## WORK INSTRUCTIONS:
Output the data unchanged and complete, minus the images.

## Dataset rows for apps and sites:
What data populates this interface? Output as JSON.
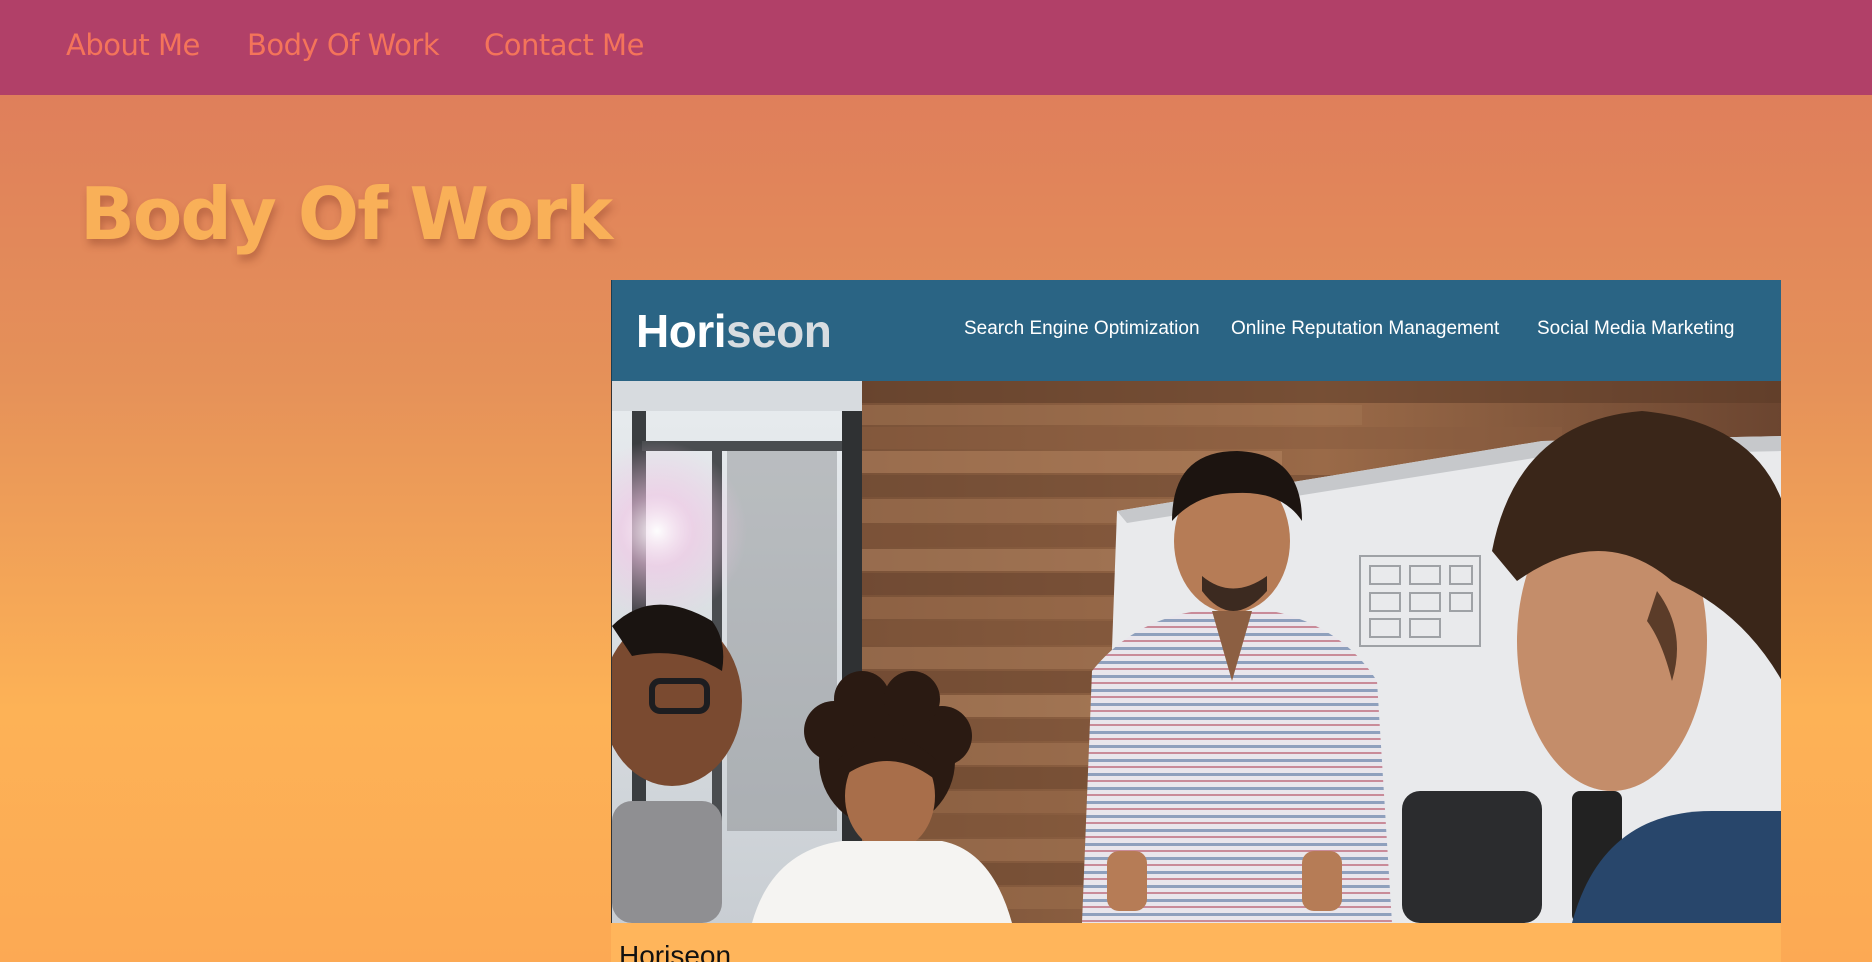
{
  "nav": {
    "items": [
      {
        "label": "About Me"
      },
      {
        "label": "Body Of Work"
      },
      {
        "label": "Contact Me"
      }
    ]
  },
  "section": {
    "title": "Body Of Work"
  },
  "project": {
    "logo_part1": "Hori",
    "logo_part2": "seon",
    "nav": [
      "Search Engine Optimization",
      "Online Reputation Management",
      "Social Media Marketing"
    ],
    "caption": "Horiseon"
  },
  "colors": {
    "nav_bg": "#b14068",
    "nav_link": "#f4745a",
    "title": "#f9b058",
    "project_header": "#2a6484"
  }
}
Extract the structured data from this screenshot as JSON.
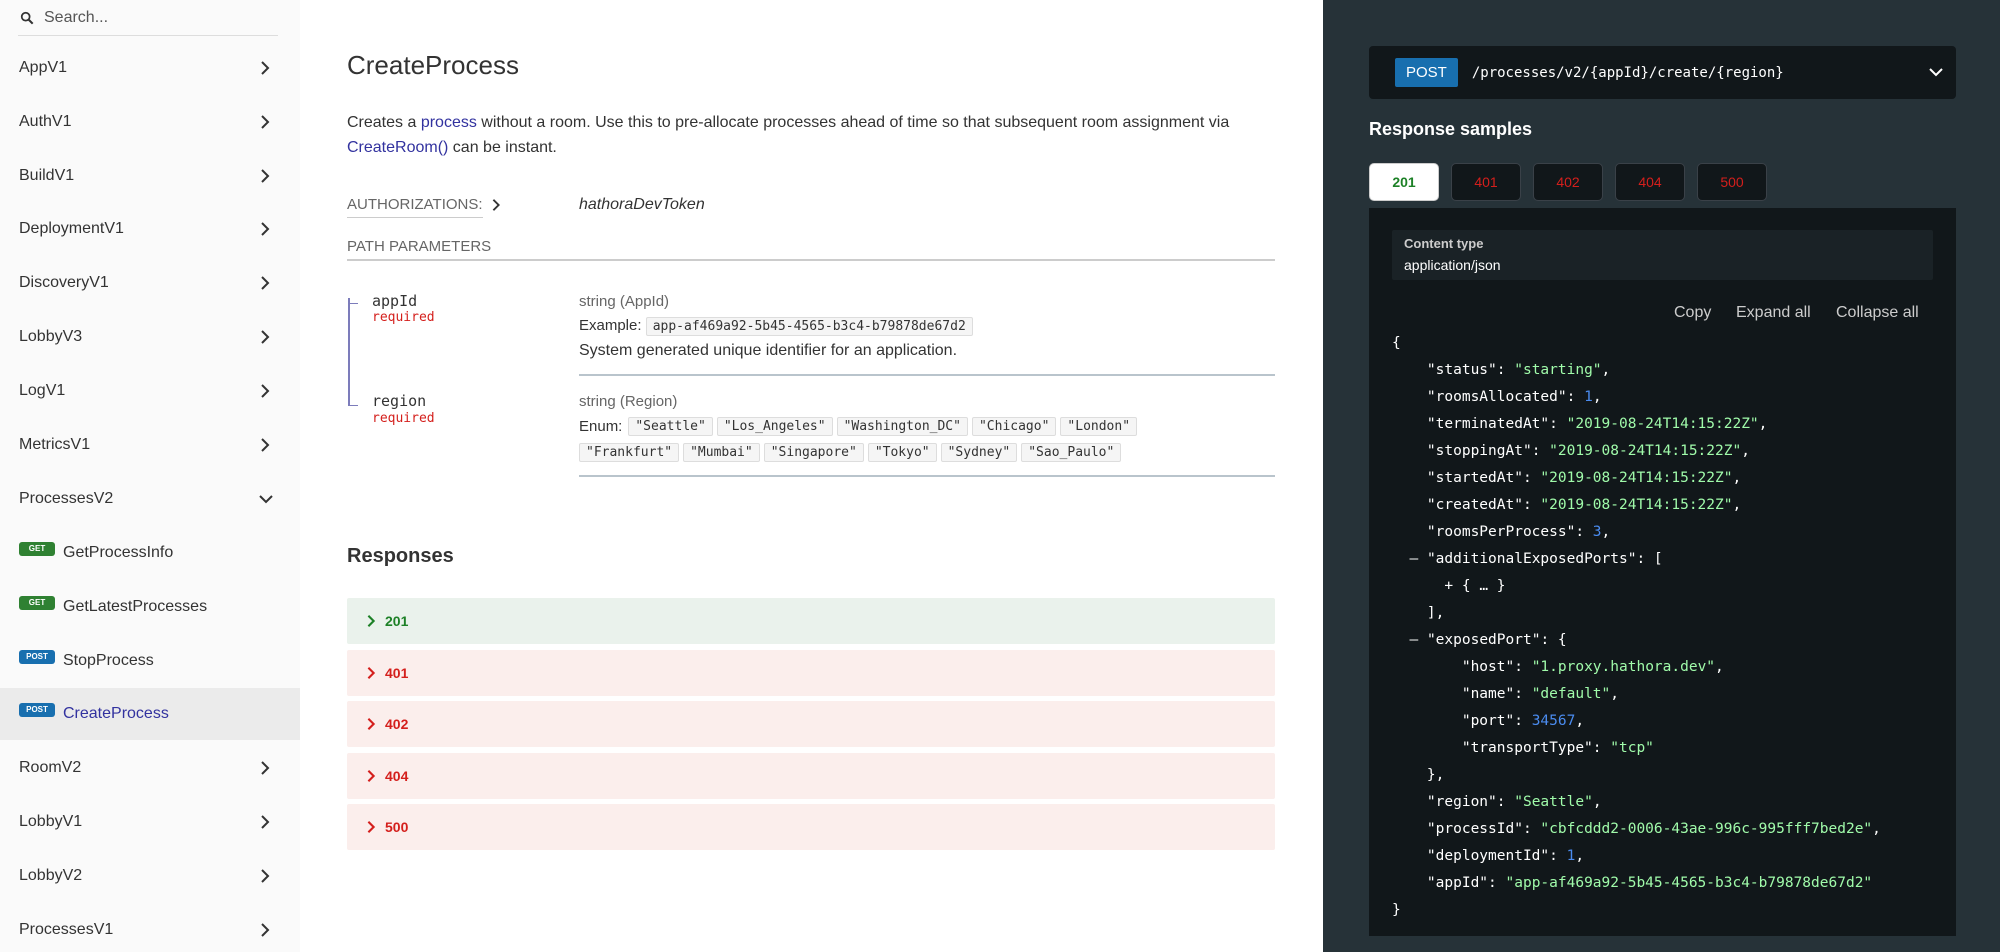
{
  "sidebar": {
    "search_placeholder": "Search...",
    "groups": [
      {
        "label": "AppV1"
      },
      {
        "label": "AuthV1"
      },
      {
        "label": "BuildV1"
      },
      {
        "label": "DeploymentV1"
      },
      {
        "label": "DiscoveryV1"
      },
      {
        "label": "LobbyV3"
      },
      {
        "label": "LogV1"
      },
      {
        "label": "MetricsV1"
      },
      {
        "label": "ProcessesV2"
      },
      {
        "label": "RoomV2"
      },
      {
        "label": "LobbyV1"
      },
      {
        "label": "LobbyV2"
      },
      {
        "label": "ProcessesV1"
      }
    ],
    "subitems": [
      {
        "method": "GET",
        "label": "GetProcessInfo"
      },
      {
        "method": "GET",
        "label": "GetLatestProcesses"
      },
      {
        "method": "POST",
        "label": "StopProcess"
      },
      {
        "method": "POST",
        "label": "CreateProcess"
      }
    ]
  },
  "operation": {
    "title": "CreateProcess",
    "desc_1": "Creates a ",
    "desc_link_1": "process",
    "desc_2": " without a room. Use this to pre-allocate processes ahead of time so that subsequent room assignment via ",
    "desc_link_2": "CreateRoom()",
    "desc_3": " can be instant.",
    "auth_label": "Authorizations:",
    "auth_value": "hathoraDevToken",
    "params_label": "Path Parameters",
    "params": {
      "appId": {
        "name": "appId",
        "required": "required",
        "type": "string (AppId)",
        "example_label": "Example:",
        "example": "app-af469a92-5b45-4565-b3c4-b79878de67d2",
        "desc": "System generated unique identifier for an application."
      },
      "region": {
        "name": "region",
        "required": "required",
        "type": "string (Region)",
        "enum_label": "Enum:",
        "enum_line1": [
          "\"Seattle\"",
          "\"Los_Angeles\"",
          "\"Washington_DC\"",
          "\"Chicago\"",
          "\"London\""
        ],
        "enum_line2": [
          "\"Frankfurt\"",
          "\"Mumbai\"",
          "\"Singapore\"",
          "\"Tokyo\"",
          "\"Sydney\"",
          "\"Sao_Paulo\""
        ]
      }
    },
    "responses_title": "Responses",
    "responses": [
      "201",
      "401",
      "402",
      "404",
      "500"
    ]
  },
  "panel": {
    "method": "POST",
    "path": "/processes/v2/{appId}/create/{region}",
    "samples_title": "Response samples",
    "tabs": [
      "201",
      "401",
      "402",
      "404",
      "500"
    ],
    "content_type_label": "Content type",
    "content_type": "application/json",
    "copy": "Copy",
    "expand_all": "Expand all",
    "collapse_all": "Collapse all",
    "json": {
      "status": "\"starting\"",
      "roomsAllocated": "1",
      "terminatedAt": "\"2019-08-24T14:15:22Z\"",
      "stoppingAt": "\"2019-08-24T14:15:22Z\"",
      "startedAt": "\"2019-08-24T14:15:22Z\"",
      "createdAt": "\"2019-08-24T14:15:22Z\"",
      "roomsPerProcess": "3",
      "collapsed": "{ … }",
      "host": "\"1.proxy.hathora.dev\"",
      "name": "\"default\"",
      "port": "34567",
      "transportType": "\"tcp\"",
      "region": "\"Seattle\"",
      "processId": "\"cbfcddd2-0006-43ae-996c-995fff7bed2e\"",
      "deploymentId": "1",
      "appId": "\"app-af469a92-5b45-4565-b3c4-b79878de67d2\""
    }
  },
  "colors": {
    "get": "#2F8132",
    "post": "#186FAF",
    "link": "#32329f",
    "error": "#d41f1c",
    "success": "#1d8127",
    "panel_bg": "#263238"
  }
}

## WRITTEN RESPONSE:
What data populates this interface? Output as JSON.
{
  "nav": {
    "items": [
      {
        "label": "About Me"
      },
      {
        "label": "Body Of Work"
      },
      {
        "label": "Contact Me"
      }
    ]
  },
  "section": {
    "title": "Body Of Work"
  },
  "project": {
    "logo_part1": "Hori",
    "logo_part2": "seon",
    "nav": [
      "Search Engine Optimization",
      "Online Reputation Management",
      "Social Media Marketing"
    ],
    "caption": "Horiseon"
  },
  "colors": {
    "nav_bg": "#b14068",
    "nav_link": "#f4745a",
    "title": "#f9b058",
    "project_header": "#2a6484"
  }
}
Extract the structured data from this screenshot as JSON.
{
  "sidebar": {
    "search_placeholder": "Search...",
    "groups": [
      {
        "label": "AppV1"
      },
      {
        "label": "AuthV1"
      },
      {
        "label": "BuildV1"
      },
      {
        "label": "DeploymentV1"
      },
      {
        "label": "DiscoveryV1"
      },
      {
        "label": "LobbyV3"
      },
      {
        "label": "LogV1"
      },
      {
        "label": "MetricsV1"
      },
      {
        "label": "ProcessesV2"
      },
      {
        "label": "RoomV2"
      },
      {
        "label": "LobbyV1"
      },
      {
        "label": "LobbyV2"
      },
      {
        "label": "ProcessesV1"
      }
    ],
    "subitems": [
      {
        "method": "GET",
        "label": "GetProcessInfo"
      },
      {
        "method": "GET",
        "label": "GetLatestProcesses"
      },
      {
        "method": "POST",
        "label": "StopProcess"
      },
      {
        "method": "POST",
        "label": "CreateProcess"
      }
    ]
  },
  "operation": {
    "title": "CreateProcess",
    "desc_1": "Creates a ",
    "desc_link_1": "process",
    "desc_2": " without a room. Use this to pre-allocate processes ahead of time so that subsequent room assignment via ",
    "desc_link_2": "CreateRoom()",
    "desc_3": " can be instant.",
    "auth_label": "Authorizations:",
    "auth_value": "hathoraDevToken",
    "params_label": "Path Parameters",
    "params": {
      "appId": {
        "name": "appId",
        "required": "required",
        "type": "string (AppId)",
        "example_label": "Example:",
        "example": "app-af469a92-5b45-4565-b3c4-b79878de67d2",
        "desc": "System generated unique identifier for an application."
      },
      "region": {
        "name": "region",
        "required": "required",
        "type": "string (Region)",
        "enum_label": "Enum:",
        "enum_line1": [
          "\"Seattle\"",
          "\"Los_Angeles\"",
          "\"Washington_DC\"",
          "\"Chicago\"",
          "\"London\""
        ],
        "enum_line2": [
          "\"Frankfurt\"",
          "\"Mumbai\"",
          "\"Singapore\"",
          "\"Tokyo\"",
          "\"Sydney\"",
          "\"Sao_Paulo\""
        ]
      }
    },
    "responses_title": "Responses",
    "responses": [
      "201",
      "401",
      "402",
      "404",
      "500"
    ]
  },
  "panel": {
    "method": "POST",
    "path": "/processes/v2/{appId}/create/{region}",
    "samples_title": "Response samples",
    "tabs": [
      "201",
      "401",
      "402",
      "404",
      "500"
    ],
    "content_type_label": "Content type",
    "content_type": "application/json",
    "copy": "Copy",
    "expand_all": "Expand all",
    "collapse_all": "Collapse all",
    "json": {
      "status": "\"starting\"",
      "roomsAllocated": "1",
      "terminatedAt": "\"2019-08-24T14:15:22Z\"",
      "stoppingAt": "\"2019-08-24T14:15:22Z\"",
      "startedAt": "\"2019-08-24T14:15:22Z\"",
      "createdAt": "\"2019-08-24T14:15:22Z\"",
      "roomsPerProcess": "3",
      "collapsed": "{ … }",
      "host": "\"1.proxy.hathora.dev\"",
      "name": "\"default\"",
      "port": "34567",
      "transportType": "\"tcp\"",
      "region": "\"Seattle\"",
      "processId": "\"cbfcddd2-0006-43ae-996c-995fff7bed2e\"",
      "deploymentId": "1",
      "appId": "\"app-af469a92-5b45-4565-b3c4-b79878de67d2\""
    }
  },
  "colors": {
    "get": "#2F8132",
    "post": "#186FAF",
    "link": "#32329f",
    "error": "#d41f1c",
    "success": "#1d8127",
    "panel_bg": "#263238"
  }
}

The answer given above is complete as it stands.